I used to lead environmental education outreach classes in Durham, NC elementary schools. One of my favorite activities to run was a recycling relay – I brought a bag full of cans, tin foil, bottles, some snack wrappers, tissue paper and other little items, and teams had to separate out which items were recyclable and which would head to a landfill. This challenge was so hard. Why can you recycle an cereal box but not a pizza box? Soda bottles but not prescription bottles? Printer paper but not waxed paper?
Years later, I feel like I do this challenge every day. I live in a house with 6 people and I’m constantly picking frozen food wrappers and tissue paper out of the recycling. I’m sure I try to recycle things that can’t be recycled, or take things out of the bin that actually could get recycled. I try really hard to be “green” and recycle everything I can, and I still feel like I miss the mark all the time. Even when checking on the Seattle Public Utilities website, the information can be really confusing and contradictory. How can we expect everyone to recycle when it’s so complicated?
The main reason people don’t recycle is because it is often inconvenient and confusing. Cities need to work harder to make sure that recycling bins are placed alongside garbage bins in public places, and require that businesses place them together as well so that inconvenience can’t be used as an argument against recycling. The city should also provide labels for both public and private use that clearly denote – both visually and verbally – what kinds of products can be placed in recycling bins.
A lot of businesses in the Seattle area have already made great strides to make recycling (and composting!) really easy to figure out. Some have clearly marked receptacles separated with images showing where each item you may have purchased can be appropriately discarded. SeaTac Airport has very well labeled bins that distinctly show what can and cannot be recycled or composted. SeaTac is particularly notable because the multi-lingual audience can navigate the tricky system by using the visuals provided on the bins.
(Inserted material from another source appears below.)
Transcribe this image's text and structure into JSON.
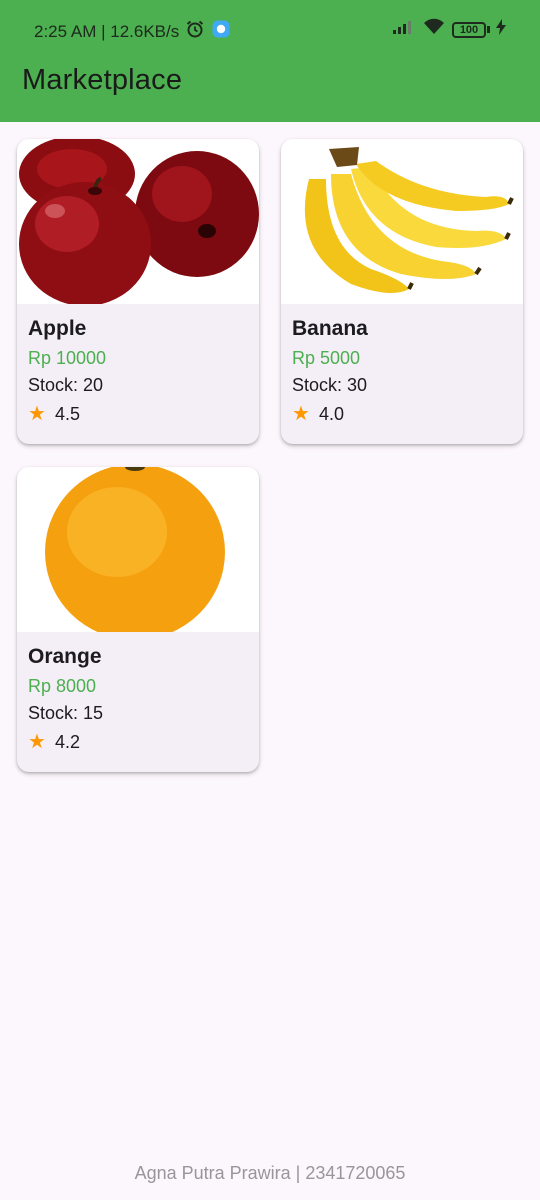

Recycling should be second nature, but it’s hard to form a habit when the process is so convoluted. Until recycling procedures can be standardized nationally, local governments should take on the burden of ensuring their residents are appropriately educated about what materials can or cannot be recycled.